[Page and application data records]
□ □ □ □ □ □ □

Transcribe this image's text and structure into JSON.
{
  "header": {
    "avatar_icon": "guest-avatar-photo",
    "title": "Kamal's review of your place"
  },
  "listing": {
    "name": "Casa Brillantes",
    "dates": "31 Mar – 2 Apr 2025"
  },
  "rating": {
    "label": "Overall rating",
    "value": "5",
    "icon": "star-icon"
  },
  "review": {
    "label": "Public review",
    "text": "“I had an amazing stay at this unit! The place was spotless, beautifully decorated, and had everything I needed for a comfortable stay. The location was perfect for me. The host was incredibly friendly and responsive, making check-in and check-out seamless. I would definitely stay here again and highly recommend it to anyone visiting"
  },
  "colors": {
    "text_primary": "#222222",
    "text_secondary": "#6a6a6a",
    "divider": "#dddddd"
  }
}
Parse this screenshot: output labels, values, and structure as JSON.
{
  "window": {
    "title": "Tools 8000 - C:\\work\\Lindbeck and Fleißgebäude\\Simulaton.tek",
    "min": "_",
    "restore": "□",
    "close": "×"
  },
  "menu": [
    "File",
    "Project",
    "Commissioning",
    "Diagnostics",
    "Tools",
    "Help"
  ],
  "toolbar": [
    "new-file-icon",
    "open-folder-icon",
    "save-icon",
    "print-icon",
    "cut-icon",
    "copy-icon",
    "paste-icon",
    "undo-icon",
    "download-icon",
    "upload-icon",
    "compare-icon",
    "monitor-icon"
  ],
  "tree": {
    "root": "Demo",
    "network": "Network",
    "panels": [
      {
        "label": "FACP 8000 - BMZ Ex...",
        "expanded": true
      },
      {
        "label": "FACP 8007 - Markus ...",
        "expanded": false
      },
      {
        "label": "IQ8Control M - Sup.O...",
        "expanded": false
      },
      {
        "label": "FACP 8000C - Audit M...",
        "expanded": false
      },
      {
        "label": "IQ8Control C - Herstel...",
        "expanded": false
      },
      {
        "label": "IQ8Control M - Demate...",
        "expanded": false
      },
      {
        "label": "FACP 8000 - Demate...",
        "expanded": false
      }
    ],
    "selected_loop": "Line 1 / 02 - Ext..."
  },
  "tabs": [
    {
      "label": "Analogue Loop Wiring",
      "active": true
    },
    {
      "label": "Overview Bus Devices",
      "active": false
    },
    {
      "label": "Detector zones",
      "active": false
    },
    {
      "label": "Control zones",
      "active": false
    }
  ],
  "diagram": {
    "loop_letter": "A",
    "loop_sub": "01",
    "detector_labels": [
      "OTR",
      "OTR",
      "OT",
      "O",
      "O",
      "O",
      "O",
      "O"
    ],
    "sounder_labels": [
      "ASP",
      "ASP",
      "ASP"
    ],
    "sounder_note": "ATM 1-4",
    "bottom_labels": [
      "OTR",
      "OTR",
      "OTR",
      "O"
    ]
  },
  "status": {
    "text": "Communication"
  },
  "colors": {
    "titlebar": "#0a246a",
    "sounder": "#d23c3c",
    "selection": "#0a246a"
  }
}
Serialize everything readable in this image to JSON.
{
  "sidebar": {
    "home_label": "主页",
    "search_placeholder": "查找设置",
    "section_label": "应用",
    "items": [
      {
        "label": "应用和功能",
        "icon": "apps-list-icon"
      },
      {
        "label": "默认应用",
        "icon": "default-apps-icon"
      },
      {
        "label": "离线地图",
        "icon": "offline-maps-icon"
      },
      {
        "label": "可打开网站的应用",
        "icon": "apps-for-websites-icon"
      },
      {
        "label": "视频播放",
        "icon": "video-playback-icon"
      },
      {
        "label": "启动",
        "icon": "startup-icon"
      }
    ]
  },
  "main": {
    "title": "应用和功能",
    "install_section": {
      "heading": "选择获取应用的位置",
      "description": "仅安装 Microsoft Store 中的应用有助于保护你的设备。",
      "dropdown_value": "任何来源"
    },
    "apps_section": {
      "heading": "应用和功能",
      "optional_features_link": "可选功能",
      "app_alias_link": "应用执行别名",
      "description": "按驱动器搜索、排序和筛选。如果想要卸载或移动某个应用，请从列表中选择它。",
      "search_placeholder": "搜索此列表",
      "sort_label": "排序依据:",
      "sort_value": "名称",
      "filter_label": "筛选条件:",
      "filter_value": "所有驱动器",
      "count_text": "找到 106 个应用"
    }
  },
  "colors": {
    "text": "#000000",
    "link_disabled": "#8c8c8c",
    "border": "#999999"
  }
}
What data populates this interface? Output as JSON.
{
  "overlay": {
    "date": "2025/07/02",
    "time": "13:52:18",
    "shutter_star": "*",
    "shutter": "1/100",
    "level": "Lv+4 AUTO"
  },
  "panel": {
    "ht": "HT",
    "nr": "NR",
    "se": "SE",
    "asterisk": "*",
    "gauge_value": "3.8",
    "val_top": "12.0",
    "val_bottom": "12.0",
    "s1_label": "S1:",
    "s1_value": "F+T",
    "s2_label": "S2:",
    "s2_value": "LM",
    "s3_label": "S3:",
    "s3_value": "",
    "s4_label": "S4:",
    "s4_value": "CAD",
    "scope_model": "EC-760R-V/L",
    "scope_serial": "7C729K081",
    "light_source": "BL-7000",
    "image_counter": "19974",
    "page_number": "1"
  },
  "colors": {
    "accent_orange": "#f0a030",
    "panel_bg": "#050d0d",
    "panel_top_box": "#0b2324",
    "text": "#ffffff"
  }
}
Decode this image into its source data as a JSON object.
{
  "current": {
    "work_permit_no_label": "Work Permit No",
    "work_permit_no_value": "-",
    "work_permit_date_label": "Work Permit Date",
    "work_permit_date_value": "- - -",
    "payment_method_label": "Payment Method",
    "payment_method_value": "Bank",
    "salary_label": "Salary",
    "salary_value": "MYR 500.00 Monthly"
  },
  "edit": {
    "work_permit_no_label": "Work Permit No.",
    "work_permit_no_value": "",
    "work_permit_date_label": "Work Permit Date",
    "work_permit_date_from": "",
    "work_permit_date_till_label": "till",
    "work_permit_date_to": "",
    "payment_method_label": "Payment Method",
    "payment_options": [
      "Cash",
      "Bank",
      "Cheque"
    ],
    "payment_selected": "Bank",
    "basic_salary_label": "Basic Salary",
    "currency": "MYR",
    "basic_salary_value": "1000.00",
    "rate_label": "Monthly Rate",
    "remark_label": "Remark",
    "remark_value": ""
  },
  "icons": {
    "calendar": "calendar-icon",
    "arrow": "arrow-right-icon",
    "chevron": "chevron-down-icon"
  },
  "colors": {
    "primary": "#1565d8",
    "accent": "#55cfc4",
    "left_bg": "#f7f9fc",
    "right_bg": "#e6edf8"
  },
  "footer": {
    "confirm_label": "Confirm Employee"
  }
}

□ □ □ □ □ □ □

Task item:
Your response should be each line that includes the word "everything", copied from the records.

Solution to this problem:
    "text": "“I had an amazing stay at this unit! The place was spotless, beautifully decorated, and had everything I needed for a comfortable stay. The location was perfect for me. The host was incredibly friendly and responsive, making check-in and check-out seamless. I would definitely stay here again and highly recommend it to anyone visiting"
Serialize everything readable in this image to JSON.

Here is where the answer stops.